- Work required: Sort through the entries below and pull out lines containing the word "системы".
■ ■ ■
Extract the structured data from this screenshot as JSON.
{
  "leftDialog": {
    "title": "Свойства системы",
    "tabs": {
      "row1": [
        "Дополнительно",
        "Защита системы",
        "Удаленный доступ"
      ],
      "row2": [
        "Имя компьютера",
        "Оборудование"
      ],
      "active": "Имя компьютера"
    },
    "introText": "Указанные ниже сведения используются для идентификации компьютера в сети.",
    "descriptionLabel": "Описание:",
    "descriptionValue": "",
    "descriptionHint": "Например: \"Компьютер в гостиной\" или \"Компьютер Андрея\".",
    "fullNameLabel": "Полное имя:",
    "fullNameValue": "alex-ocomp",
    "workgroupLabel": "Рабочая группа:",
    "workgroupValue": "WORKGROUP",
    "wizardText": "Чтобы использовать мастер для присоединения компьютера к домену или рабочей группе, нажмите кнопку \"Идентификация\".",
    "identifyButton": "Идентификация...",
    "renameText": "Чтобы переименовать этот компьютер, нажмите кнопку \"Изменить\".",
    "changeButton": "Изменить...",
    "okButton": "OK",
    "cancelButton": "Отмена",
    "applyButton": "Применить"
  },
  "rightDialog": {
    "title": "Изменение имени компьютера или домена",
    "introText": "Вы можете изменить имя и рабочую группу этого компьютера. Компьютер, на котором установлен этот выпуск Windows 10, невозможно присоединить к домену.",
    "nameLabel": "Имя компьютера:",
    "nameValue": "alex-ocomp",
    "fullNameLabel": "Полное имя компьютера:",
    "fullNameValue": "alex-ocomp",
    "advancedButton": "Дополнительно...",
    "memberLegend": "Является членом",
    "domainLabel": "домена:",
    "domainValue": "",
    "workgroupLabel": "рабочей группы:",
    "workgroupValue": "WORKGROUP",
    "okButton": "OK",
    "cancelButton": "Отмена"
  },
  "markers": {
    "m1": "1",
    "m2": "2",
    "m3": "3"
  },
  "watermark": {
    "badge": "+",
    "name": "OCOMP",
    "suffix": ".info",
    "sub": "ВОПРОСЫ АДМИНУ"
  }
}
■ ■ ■
- Output for this exercise:
    "title": "Свойства системы",
        "Защита системы",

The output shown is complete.